--- Task instructions ---
Your answer should be every line of the entries that has the string "this" in it.

--- Exercise input ---
*** Begin section ***

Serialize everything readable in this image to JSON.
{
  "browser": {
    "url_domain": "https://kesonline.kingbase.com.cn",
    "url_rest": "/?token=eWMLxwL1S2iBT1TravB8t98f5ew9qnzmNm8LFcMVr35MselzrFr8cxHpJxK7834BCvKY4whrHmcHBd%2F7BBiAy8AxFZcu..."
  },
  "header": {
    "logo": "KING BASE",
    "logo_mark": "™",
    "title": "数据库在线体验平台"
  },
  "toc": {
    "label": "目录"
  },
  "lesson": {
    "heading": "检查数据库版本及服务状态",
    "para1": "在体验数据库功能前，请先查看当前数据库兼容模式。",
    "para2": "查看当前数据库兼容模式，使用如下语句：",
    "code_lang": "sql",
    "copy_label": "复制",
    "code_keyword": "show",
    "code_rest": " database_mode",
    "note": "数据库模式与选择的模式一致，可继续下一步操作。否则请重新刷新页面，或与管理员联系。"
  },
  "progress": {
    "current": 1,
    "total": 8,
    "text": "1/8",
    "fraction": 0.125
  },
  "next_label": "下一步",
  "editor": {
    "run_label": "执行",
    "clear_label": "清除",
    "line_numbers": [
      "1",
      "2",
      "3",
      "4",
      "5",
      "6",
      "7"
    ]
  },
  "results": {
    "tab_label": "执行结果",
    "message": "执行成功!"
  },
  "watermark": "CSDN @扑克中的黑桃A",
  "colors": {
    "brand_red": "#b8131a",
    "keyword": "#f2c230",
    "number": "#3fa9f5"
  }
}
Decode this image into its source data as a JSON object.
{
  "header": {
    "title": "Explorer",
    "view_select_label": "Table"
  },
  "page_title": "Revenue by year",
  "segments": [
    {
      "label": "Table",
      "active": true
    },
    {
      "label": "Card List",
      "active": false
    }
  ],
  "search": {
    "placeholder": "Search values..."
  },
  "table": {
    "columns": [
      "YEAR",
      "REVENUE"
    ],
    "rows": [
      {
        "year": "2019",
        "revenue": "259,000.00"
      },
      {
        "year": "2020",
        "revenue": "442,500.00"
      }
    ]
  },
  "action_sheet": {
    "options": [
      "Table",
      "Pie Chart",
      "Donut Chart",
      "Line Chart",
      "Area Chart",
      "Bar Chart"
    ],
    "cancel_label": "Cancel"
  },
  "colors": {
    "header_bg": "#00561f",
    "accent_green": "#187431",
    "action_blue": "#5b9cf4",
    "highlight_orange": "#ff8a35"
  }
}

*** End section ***

--- Your response ---
Serialize everything readable in this image to JSON.
Decode this image into its source data as a JSON object.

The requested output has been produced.